- **REQUIRED WORK**: Across the entries below, how many lines have the string "placeholder" in them? Reply with only the number.

*** Opening of DATA ***

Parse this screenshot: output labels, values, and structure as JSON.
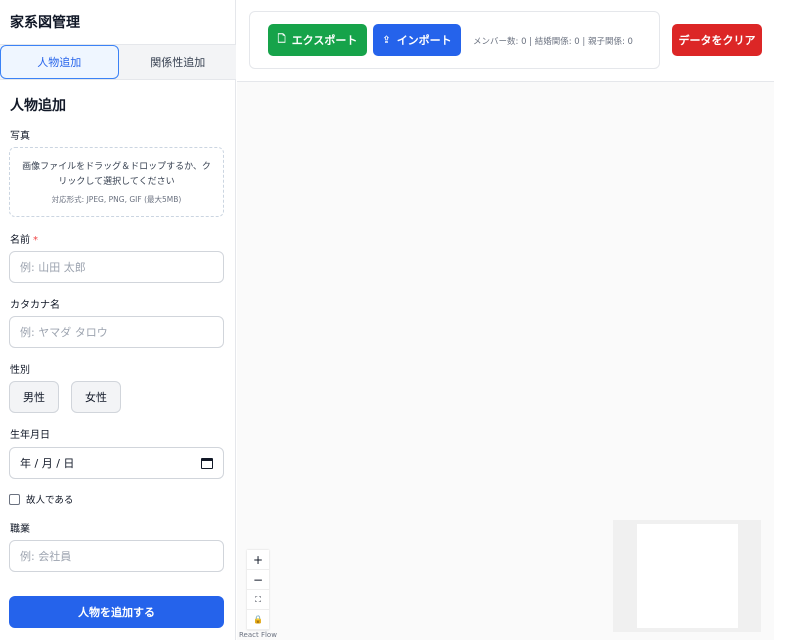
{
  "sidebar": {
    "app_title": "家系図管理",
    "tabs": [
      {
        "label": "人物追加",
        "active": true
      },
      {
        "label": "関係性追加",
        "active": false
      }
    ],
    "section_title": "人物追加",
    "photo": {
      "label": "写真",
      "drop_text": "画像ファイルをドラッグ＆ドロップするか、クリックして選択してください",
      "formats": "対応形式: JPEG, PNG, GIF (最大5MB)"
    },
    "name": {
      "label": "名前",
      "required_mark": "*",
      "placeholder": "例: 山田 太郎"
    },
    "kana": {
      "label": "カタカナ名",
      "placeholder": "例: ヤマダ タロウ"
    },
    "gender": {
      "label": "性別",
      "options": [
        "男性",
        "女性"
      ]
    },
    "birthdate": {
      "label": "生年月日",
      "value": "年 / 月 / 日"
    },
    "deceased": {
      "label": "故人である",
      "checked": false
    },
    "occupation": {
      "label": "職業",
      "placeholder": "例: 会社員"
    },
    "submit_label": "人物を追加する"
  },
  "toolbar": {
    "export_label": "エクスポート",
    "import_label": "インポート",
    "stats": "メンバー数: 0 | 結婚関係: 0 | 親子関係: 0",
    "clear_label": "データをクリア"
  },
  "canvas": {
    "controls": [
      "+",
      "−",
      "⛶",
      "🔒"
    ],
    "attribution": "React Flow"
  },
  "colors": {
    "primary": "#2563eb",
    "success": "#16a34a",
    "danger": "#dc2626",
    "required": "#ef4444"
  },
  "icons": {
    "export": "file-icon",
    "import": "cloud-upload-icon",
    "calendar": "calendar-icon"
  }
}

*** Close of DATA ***

- **ANSWER TO THIS EXERCISE**: 3